**INFORMATION SUPPLIED:**
- - - -
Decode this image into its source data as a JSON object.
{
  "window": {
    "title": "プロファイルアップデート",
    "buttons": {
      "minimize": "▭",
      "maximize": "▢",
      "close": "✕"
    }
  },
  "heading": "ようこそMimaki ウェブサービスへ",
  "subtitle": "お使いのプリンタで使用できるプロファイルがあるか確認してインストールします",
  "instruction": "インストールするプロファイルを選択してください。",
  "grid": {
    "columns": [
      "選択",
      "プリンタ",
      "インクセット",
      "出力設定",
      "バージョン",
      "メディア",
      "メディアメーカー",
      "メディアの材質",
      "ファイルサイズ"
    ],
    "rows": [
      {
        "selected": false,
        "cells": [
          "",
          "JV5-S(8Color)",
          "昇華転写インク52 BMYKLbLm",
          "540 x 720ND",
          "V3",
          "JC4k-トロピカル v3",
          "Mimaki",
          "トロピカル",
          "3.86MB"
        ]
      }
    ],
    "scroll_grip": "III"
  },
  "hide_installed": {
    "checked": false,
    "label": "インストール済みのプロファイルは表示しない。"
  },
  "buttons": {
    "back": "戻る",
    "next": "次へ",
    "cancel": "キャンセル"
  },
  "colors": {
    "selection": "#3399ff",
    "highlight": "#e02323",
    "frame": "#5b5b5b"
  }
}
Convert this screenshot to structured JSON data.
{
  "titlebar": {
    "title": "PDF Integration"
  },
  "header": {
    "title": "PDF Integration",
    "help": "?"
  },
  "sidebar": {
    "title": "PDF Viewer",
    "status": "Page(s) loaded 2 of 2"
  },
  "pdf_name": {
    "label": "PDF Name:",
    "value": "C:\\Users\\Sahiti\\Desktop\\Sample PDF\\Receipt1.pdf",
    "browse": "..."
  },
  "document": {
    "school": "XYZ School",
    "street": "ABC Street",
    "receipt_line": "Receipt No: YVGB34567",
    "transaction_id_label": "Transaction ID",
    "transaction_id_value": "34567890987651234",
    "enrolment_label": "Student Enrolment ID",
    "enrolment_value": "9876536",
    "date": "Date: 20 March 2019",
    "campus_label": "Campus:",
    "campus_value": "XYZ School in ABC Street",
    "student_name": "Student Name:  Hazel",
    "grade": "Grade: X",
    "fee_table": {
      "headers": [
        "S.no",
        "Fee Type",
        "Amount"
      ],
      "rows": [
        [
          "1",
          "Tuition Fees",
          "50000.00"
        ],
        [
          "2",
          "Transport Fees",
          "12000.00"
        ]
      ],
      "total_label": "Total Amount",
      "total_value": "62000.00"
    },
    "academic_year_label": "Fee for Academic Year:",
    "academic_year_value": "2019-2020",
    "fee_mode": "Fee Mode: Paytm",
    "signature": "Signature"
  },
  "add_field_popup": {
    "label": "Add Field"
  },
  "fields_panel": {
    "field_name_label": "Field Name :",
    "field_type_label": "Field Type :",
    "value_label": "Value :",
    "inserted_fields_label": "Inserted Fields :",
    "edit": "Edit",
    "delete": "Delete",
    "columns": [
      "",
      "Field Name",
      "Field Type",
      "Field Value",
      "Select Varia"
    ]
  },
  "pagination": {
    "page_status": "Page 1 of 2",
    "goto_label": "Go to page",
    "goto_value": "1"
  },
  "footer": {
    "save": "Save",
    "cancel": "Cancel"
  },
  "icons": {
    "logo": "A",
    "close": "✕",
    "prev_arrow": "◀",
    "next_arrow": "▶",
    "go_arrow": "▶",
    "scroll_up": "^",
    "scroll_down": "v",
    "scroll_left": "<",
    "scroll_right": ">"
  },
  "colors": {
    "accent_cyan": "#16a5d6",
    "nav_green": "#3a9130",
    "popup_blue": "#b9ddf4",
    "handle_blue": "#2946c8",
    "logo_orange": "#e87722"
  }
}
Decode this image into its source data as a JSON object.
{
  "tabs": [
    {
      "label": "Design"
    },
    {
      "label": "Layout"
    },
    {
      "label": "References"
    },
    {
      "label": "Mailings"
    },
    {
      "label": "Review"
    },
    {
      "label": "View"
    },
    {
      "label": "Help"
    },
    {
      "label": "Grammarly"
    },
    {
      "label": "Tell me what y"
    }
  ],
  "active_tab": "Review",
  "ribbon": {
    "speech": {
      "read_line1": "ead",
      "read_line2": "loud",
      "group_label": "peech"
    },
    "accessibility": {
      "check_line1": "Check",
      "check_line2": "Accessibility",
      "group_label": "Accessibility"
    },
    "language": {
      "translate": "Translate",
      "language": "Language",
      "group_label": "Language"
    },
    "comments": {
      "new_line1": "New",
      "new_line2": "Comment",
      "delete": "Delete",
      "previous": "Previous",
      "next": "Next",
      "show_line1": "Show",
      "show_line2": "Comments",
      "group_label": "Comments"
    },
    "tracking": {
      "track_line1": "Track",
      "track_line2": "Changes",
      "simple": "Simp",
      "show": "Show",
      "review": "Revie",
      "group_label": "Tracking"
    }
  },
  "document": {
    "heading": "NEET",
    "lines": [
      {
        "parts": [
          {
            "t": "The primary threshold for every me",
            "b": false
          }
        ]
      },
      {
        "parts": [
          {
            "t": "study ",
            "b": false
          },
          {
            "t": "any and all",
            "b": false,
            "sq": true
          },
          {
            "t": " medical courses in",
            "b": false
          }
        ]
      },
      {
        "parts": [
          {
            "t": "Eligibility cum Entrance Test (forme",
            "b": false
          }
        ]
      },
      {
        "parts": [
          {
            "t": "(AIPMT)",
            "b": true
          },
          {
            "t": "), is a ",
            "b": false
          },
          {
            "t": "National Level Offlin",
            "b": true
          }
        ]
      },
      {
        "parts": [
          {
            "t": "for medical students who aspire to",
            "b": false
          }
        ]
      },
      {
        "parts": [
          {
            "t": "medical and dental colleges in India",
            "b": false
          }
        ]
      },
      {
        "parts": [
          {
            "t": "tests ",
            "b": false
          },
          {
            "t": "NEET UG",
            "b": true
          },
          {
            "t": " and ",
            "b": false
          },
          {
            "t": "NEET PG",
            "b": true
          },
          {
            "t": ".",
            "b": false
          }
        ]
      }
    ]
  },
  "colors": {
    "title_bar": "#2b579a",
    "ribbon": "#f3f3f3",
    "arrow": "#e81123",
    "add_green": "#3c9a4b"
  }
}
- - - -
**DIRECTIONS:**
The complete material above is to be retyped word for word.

**ANSWER SPACE:**
Decode this image into its source data as a JSON object.
{
  "window": {
    "title": "プロファイルアップデート",
    "buttons": {
      "minimize": "▭",
      "maximize": "▢",
      "close": "✕"
    }
  },
  "heading": "ようこそMimaki ウェブサービスへ",
  "subtitle": "お使いのプリンタで使用できるプロファイルがあるか確認してインストールします",
  "instruction": "インストールするプロファイルを選択してください。",
  "grid": {
    "columns": [
      "選択",
      "プリンタ",
      "インクセット",
      "出力設定",
      "バージョン",
      "メディア",
      "メディアメーカー",
      "メディアの材質",
      "ファイルサイズ"
    ],
    "rows": [
      {
        "selected": false,
        "cells": [
          "",
          "JV5-S(8Color)",
          "昇華転写インク52 BMYKLbLm",
          "540 x 720ND",
          "V3",
          "JC4k-トロピカル v3",
          "Mimaki",
          "トロピカル",
          "3.86MB"
        ]
      }
    ],
    "scroll_grip": "III"
  },
  "hide_installed": {
    "checked": false,
    "label": "インストール済みのプロファイルは表示しない。"
  },
  "buttons": {
    "back": "戻る",
    "next": "次へ",
    "cancel": "キャンセル"
  },
  "colors": {
    "selection": "#3399ff",
    "highlight": "#e02323",
    "frame": "#5b5b5b"
  }
}
Convert this screenshot to structured JSON data.
{
  "titlebar": {
    "title": "PDF Integration"
  },
  "header": {
    "title": "PDF Integration",
    "help": "?"
  },
  "sidebar": {
    "title": "PDF Viewer",
    "status": "Page(s) loaded 2 of 2"
  },
  "pdf_name": {
    "label": "PDF Name:",
    "value": "C:\\Users\\Sahiti\\Desktop\\Sample PDF\\Receipt1.pdf",
    "browse": "..."
  },
  "document": {
    "school": "XYZ School",
    "street": "ABC Street",
    "receipt_line": "Receipt No: YVGB34567",
    "transaction_id_label": "Transaction ID",
    "transaction_id_value": "34567890987651234",
    "enrolment_label": "Student Enrolment ID",
    "enrolment_value": "9876536",
    "date": "Date: 20 March 2019",
    "campus_label": "Campus:",
    "campus_value": "XYZ School in ABC Street",
    "student_name": "Student Name:  Hazel",
    "grade": "Grade: X",
    "fee_table": {
      "headers": [
        "S.no",
        "Fee Type",
        "Amount"
      ],
      "rows": [
        [
          "1",
          "Tuition Fees",
          "50000.00"
        ],
        [
          "2",
          "Transport Fees",
          "12000.00"
        ]
      ],
      "total_label": "Total Amount",
      "total_value": "62000.00"
    },
    "academic_year_label": "Fee for Academic Year:",
    "academic_year_value": "2019-2020",
    "fee_mode": "Fee Mode: Paytm",
    "signature": "Signature"
  },
  "add_field_popup": {
    "label": "Add Field"
  },
  "fields_panel": {
    "field_name_label": "Field Name :",
    "field_type_label": "Field Type :",
    "value_label": "Value :",
    "inserted_fields_label": "Inserted Fields :",
    "edit": "Edit",
    "delete": "Delete",
    "columns": [
      "",
      "Field Name",
      "Field Type",
      "Field Value",
      "Select Varia"
    ]
  },
  "pagination": {
    "page_status": "Page 1 of 2",
    "goto_label": "Go to page",
    "goto_value": "1"
  },
  "footer": {
    "save": "Save",
    "cancel": "Cancel"
  },
  "icons": {
    "logo": "A",
    "close": "✕",
    "prev_arrow": "◀",
    "next_arrow": "▶",
    "go_arrow": "▶",
    "scroll_up": "^",
    "scroll_down": "v",
    "scroll_left": "<",
    "scroll_right": ">"
  },
  "colors": {
    "accent_cyan": "#16a5d6",
    "nav_green": "#3a9130",
    "popup_blue": "#b9ddf4",
    "handle_blue": "#2946c8",
    "logo_orange": "#e87722"
  }
}
Decode this image into its source data as a JSON object.
{
  "tabs": [
    {
      "label": "Design"
    },
    {
      "label": "Layout"
    },
    {
      "label": "References"
    },
    {
      "label": "Mailings"
    },
    {
      "label": "Review"
    },
    {
      "label": "View"
    },
    {
      "label": "Help"
    },
    {
      "label": "Grammarly"
    },
    {
      "label": "Tell me what y"
    }
  ],
  "active_tab": "Review",
  "ribbon": {
    "speech": {
      "read_line1": "ead",
      "read_line2": "loud",
      "group_label": "peech"
    },
    "accessibility": {
      "check_line1": "Check",
      "check_line2": "Accessibility",
      "group_label": "Accessibility"
    },
    "language": {
      "translate": "Translate",
      "language": "Language",
      "group_label": "Language"
    },
    "comments": {
      "new_line1": "New",
      "new_line2": "Comment",
      "delete": "Delete",
      "previous": "Previous",
      "next": "Next",
      "show_line1": "Show",
      "show_line2": "Comments",
      "group_label": "Comments"
    },
    "tracking": {
      "track_line1": "Track",
      "track_line2": "Changes",
      "simple": "Simp",
      "show": "Show",
      "review": "Revie",
      "group_label": "Tracking"
    }
  },
  "document": {
    "heading": "NEET",
    "lines": [
      {
        "parts": [
          {
            "t": "The primary threshold for every me",
            "b": false
          }
        ]
      },
      {
        "parts": [
          {
            "t": "study ",
            "b": false
          },
          {
            "t": "any and all",
            "b": false,
            "sq": true
          },
          {
            "t": " medical courses in",
            "b": false
          }
        ]
      },
      {
        "parts": [
          {
            "t": "Eligibility cum Entrance Test (forme",
            "b": false
          }
        ]
      },
      {
        "parts": [
          {
            "t": "(AIPMT)",
            "b": true
          },
          {
            "t": "), is a ",
            "b": false
          },
          {
            "t": "National Level Offlin",
            "b": true
          }
        ]
      },
      {
        "parts": [
          {
            "t": "for medical students who aspire to",
            "b": false
          }
        ]
      },
      {
        "parts": [
          {
            "t": "medical and dental colleges in India",
            "b": false
          }
        ]
      },
      {
        "parts": [
          {
            "t": "tests ",
            "b": false
          },
          {
            "t": "NEET UG",
            "b": true
          },
          {
            "t": " and ",
            "b": false
          },
          {
            "t": "NEET PG",
            "b": true
          },
          {
            "t": ".",
            "b": false
          }
        ]
      }
    ]
  },
  "colors": {
    "title_bar": "#2b579a",
    "ribbon": "#f3f3f3",
    "arrow": "#e81123",
    "add_green": "#3c9a4b"
  }
}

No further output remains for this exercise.